The Craft of Approaching Spiritual Exercises Well
1. Be at peace.
I need not be anxious about knowing enough of prayer, the Bible or church life to make a FSE retreat. I do not need to be churched. Nor do I need to be concerned about my past. None are necessary to meet God. My desire itself is more than enough [Spiritual Exercises 1, 2].
2. Value personal experience.
My own prayer will be more fruitful than anything I may read in a book or be taught by an expert. In making the FSE, I can be confident in my own graces and insights [Spiritual Exercises 2].
3. Seek inner relish.
Ignatius felt strongly that “the inner feeling and the relish of things” will fill and satisfy my soul much more than knowledge [Spiritual Exercises 2].
4. Practice reverence.
As my retreat advances, I will become aware of a growing intimacy in my relationship with each person in the Trinity. This will call for a deeper reverence in prayer [Spiritual Exercises 3].
5. Go with the dynamic of the four weeks.
The FSE take four weeks. Each week opens a new theme, progressively guiding me forward. I will be happily guided, step by step, in each new exercise and prayer method [Spiritual Exercises 4].
6. Look for fruit in the right place.
I look for the fruit appropriate to the exercise I am making now. Everything else is a distraction [Spiritual Exercises 4].
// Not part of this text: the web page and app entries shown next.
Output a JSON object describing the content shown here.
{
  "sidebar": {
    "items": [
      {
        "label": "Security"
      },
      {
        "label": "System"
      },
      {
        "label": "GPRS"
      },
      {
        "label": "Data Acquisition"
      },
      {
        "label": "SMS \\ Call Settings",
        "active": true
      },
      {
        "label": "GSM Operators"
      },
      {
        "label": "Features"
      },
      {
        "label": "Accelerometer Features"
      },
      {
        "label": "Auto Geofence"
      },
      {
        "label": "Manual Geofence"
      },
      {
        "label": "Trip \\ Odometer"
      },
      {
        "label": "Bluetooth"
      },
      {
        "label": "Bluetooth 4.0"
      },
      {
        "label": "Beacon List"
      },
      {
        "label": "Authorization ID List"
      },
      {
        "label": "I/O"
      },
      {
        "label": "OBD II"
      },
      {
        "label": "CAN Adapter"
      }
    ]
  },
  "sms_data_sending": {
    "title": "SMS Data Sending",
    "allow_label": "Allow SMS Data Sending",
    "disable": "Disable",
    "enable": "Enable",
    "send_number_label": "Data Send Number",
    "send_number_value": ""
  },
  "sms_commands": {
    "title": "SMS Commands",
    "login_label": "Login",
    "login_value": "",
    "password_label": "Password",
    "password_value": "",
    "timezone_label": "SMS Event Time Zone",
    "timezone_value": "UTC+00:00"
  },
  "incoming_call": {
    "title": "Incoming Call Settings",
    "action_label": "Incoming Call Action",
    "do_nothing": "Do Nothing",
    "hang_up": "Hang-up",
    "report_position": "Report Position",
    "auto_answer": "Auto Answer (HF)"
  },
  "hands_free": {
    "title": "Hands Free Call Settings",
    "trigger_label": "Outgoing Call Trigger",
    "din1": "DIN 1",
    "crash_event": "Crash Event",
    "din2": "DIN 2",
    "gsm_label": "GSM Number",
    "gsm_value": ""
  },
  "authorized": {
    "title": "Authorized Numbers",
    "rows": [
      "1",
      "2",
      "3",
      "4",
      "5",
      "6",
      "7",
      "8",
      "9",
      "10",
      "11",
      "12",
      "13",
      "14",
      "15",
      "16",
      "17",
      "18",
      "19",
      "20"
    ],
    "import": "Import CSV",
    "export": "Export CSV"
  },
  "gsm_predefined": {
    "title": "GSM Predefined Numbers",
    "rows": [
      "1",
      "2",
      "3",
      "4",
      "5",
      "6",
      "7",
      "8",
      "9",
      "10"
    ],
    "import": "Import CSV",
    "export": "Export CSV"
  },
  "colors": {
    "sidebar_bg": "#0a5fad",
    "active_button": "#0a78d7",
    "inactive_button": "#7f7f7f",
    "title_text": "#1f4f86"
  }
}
7. Adjust the prayer time if needed.
I may adjust my exercises by making them a little longer or shorter, or by moving a day, if I need to. But I do not move them for ordinary convenience. Each retreat week has its own integrity [Spiritual Exercises 4].
8. Have a largeness of heart.
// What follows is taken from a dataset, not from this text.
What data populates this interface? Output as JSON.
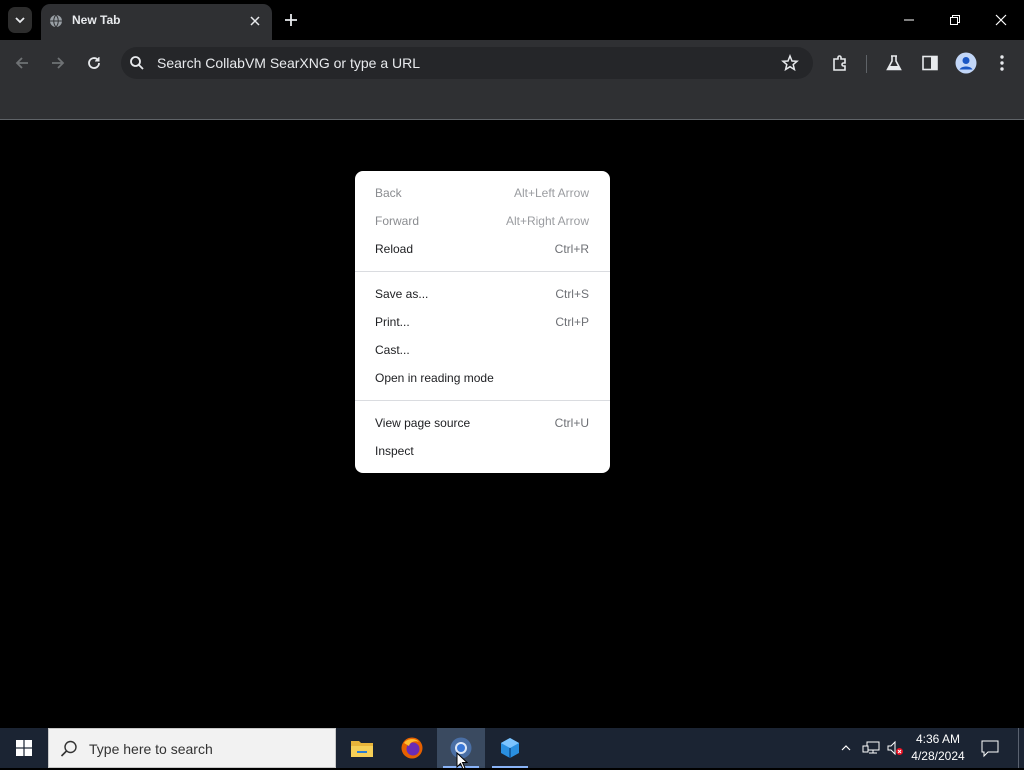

I begin every exercise with great generosity and a magnanimous spirit—as does my Creator [Spiritual Exercises 5].
9. Offer God everything.
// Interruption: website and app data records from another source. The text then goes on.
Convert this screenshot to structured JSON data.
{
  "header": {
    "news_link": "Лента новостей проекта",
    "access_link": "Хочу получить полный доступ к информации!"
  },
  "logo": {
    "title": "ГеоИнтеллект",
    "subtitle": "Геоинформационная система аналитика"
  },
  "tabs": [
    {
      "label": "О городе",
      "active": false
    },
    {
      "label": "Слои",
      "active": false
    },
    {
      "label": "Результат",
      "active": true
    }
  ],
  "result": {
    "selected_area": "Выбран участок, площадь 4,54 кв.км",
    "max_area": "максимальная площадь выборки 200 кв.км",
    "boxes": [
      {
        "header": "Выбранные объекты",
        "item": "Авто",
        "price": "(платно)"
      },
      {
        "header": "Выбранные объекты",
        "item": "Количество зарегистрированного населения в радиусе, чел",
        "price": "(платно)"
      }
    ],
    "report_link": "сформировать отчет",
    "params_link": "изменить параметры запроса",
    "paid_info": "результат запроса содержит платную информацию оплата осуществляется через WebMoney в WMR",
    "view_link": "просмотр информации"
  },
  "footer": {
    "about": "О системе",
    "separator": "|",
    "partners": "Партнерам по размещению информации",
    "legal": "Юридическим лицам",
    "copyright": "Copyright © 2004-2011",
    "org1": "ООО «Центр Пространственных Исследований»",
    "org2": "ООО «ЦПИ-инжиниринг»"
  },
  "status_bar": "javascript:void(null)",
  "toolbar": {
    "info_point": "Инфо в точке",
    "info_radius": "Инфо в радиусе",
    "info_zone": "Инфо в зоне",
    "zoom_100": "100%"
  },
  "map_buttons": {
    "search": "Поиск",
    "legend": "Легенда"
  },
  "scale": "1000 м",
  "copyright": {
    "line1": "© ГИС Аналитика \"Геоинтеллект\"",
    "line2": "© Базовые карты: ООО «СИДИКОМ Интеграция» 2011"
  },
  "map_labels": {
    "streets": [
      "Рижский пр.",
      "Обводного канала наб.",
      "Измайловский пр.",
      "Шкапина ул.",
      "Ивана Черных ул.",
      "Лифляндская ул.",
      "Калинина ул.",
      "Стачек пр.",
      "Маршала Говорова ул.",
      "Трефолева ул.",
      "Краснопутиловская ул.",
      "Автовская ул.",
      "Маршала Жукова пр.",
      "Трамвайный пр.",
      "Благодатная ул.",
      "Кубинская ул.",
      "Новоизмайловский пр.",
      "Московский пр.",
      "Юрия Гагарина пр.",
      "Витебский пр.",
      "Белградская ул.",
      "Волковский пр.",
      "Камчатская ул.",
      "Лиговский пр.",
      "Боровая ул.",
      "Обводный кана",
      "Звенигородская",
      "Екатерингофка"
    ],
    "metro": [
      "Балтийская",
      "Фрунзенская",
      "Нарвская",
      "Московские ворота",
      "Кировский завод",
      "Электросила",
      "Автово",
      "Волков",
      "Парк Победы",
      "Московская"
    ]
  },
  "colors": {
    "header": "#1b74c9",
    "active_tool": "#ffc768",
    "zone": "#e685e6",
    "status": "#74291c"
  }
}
I offer God all my desires and every freedom. I do so that he may avail himself of me and all that I possess. This offering is made in the preparation prayer of each exercise [Spiritual Exercises 5].